START Available records

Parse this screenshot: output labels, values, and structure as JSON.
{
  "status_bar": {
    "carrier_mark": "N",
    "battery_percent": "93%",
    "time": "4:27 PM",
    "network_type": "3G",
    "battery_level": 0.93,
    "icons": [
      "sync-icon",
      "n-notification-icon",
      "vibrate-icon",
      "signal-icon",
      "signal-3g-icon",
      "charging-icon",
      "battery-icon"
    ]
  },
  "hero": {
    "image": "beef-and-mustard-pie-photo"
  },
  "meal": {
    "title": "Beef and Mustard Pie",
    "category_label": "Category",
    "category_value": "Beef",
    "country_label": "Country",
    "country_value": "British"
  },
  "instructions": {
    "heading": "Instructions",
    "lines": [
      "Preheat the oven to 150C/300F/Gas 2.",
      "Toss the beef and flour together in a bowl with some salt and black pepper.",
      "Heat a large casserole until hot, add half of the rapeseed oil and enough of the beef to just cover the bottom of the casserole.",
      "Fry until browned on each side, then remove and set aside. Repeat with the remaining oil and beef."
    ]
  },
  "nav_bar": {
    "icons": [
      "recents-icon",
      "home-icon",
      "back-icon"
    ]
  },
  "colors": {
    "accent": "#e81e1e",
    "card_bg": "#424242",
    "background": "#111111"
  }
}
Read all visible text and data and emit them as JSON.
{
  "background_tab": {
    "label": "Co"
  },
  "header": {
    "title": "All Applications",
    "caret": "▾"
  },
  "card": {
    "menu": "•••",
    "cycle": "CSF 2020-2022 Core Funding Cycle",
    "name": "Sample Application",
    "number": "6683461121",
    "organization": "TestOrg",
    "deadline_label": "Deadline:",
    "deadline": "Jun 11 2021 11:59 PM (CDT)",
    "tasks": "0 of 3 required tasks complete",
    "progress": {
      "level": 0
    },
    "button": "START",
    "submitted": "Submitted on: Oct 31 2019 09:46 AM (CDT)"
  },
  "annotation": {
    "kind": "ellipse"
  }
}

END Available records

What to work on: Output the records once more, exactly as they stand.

Solution to the exercise:
Parse this screenshot: output labels, values, and structure as JSON.
{
  "status_bar": {
    "carrier_mark": "N",
    "battery_percent": "93%",
    "time": "4:27 PM",
    "network_type": "3G",
    "battery_level": 0.93,
    "icons": [
      "sync-icon",
      "n-notification-icon",
      "vibrate-icon",
      "signal-icon",
      "signal-3g-icon",
      "charging-icon",
      "battery-icon"
    ]
  },
  "hero": {
    "image": "beef-and-mustard-pie-photo"
  },
  "meal": {
    "title": "Beef and Mustard Pie",
    "category_label": "Category",
    "category_value": "Beef",
    "country_label": "Country",
    "country_value": "British"
  },
  "instructions": {
    "heading": "Instructions",
    "lines": [
      "Preheat the oven to 150C/300F/Gas 2.",
      "Toss the beef and flour together in a bowl with some salt and black pepper.",
      "Heat a large casserole until hot, add half of the rapeseed oil and enough of the beef to just cover the bottom of the casserole.",
      "Fry until browned on each side, then remove and set aside. Repeat with the remaining oil and beef."
    ]
  },
  "nav_bar": {
    "icons": [
      "recents-icon",
      "home-icon",
      "back-icon"
    ]
  },
  "colors": {
    "accent": "#e81e1e",
    "card_bg": "#424242",
    "background": "#111111"
  }
}
Read all visible text and data and emit them as JSON.
{
  "background_tab": {
    "label": "Co"
  },
  "header": {
    "title": "All Applications",
    "caret": "▾"
  },
  "card": {
    "menu": "•••",
    "cycle": "CSF 2020-2022 Core Funding Cycle",
    "name": "Sample Application",
    "number": "6683461121",
    "organization": "TestOrg",
    "deadline_label": "Deadline:",
    "deadline": "Jun 11 2021 11:59 PM (CDT)",
    "tasks": "0 of 3 required tasks complete",
    "progress": {
      "level": 0
    },
    "button": "START",
    "submitted": "Submitted on: Oct 31 2019 09:46 AM (CDT)"
  },
  "annotation": {
    "kind": "ellipse"
  }
}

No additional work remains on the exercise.